### [Directions for this task]
In the entries below, find every line holding the string "text" and collect it.

### [Data extract]
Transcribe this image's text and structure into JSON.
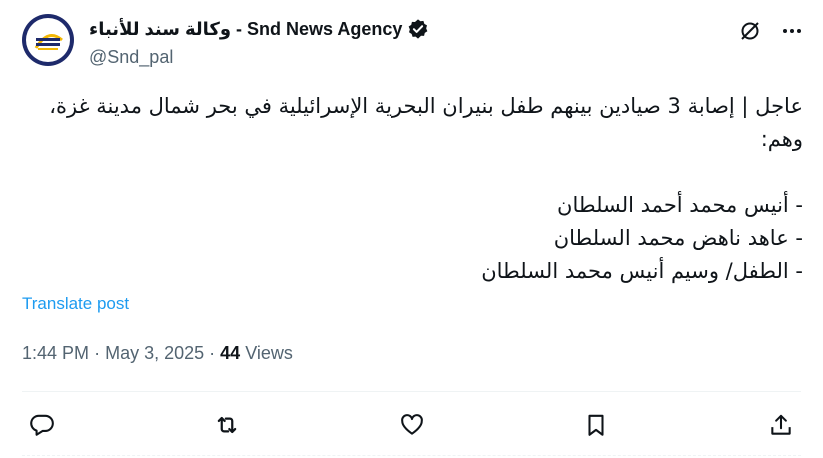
{
  "author": {
    "name": "وكالة سند للأنباء - Snd News Agency",
    "handle": "@Snd_pal",
    "verified": true,
    "avatar_icon": "snd-logo-icon"
  },
  "tweet": {
    "text": "عاجل | إصابة 3 صيادين بينهم طفل بنيران البحرية الإسرائيلية في بحر شمال مدينة غزة، وهم:\n\n- أنيس محمد أحمد السلطان\n- عاهد ناهض محمد السلطان\n- الطفل/ وسيم أنيس محمد السلطان",
    "translate_label": "Translate post",
    "time": "1:44 PM",
    "date": "May 3, 2025",
    "separator": "·",
    "views_count": "44",
    "views_label": "Views"
  },
  "icons": {
    "grok": "grok-icon",
    "more": "more-icon",
    "reply": "reply-icon",
    "repost": "repost-icon",
    "like": "like-icon",
    "bookmark": "bookmark-icon",
    "share": "share-icon"
  },
  "colors": {
    "text": "#0f1419",
    "secondary": "#536471",
    "link": "#1d9bf0",
    "divider": "#eff3f4",
    "avatar_ring": "#1e2a6b",
    "logo_gold": "#f2b705"
  }
}
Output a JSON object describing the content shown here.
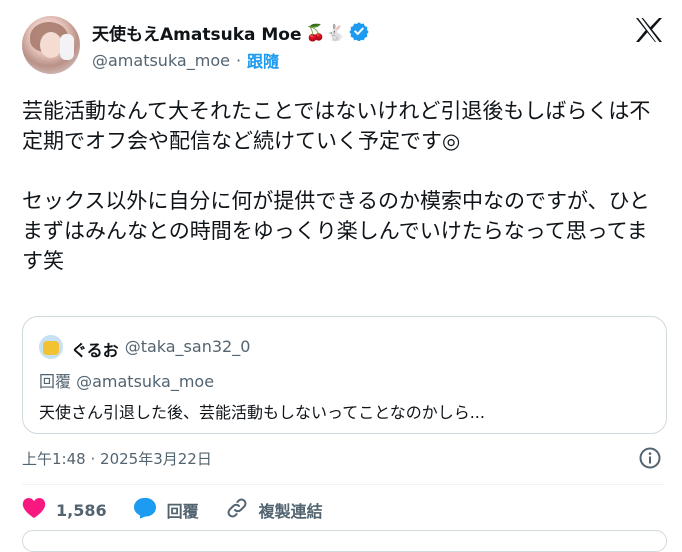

### [Written response]
Transcribe this image's text and structure into JSON.
    "text": "عاجل | إصابة 3 صيادين بينهم طفل بنيران البحرية الإسرائيلية في بحر شمال مدينة غزة، وهم:\n\n- أنيس محمد أحمد السلطان\n- عاهد ناهض محمد السلطان\n- الطفل/ وسيم أنيس محمد السلطان",
    "text": "#0f1419",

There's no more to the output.